In its storytelling, as in everything else, Octopath Traveler looks to reimagine the classics, though it’s perhaps less successful here. The game centres on eight main characters, each on their own journey and with their own stories to tell, but brought together by fate and circumstance. Each individual tale plays off those timeless JRPG tropes, from quests for revenge to religious pilgrimages, and individually, they’re compelling.
Olberic’s journey to find meaning in life and a reason to fight after losing his home and the king he fought for is a timeless one; so too is Primrose’s lifelong quest to get revenge for the murder of her father. Alfyn the apothecary and Tessa the merchant each get their own coming-of-age story as they journey across the world to develop their respective trades. These stories may not be especially complex, but their timeless simplicity, coupled with some excellent dialogue and voice acting, makes them every bit as emotionally resonant as their inspirations.
However, the way Octopath Traveler tries to blend these stories undermines a lot of their weight. Each character’s story is divided into four chapters, but the level requirements for each chapter mean that, unless you spend a lot of time grinding, you’ll end up doing all chapter ones, then all chapter twos, and so on. Needless to say, that really hinders the pacing.
There’s also very little interaction between characters aside from the occasional optional exchange. That’s fine, for the most—in fact, I quite like the idea of a group of rogue drifters, travelling together but each with their own story to tell. They’re very personal tales, too, with their own supporting characters; if anything, I think something would be lost if the main characters were suddenly forced into one another’s stories.
The problem is that it gets very jarring to go from having a full party as you explore, to everyone suddenly disappearing for a cutscene, and then back to a full party for a fight. That’s particularly true when you have scenes like a thief character breaking into a manor and sneaking around, or a fighter engaging in what’s supposed to be a one-on-one duel. Again, I think it works to Octopath Traveler‘s favour that the stories are as individual as they are, but that doesn’t really line up with the party-based game design.
Even so, Octopath Traveler is a game that has me hooked. Notwithstanding the pacing woes, the stories that the game weaves are enthralling, and the combat system is one of the most exciting I’ve seen in a long time. This is a game that wears its nostalgia on its sleeve, but instead of simply emulating what made those ’90s classics special, it looks to refresh those ideas. In that, Octopath Traveler is a remarkable achievement.

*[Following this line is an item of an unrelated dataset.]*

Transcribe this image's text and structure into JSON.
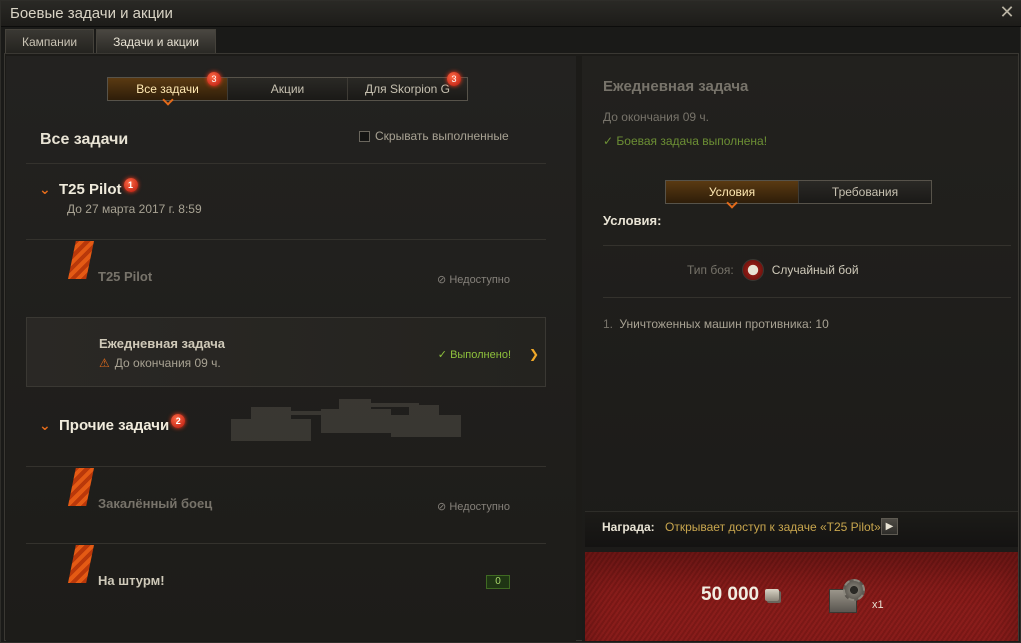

|Score: 5 stars|
|Developer: Square Enix / Acquire|
|Platforms: Switch (reviewed)|
|Release Date: 13 July 2018|
|The publisher supplied a copy of the game for this review.|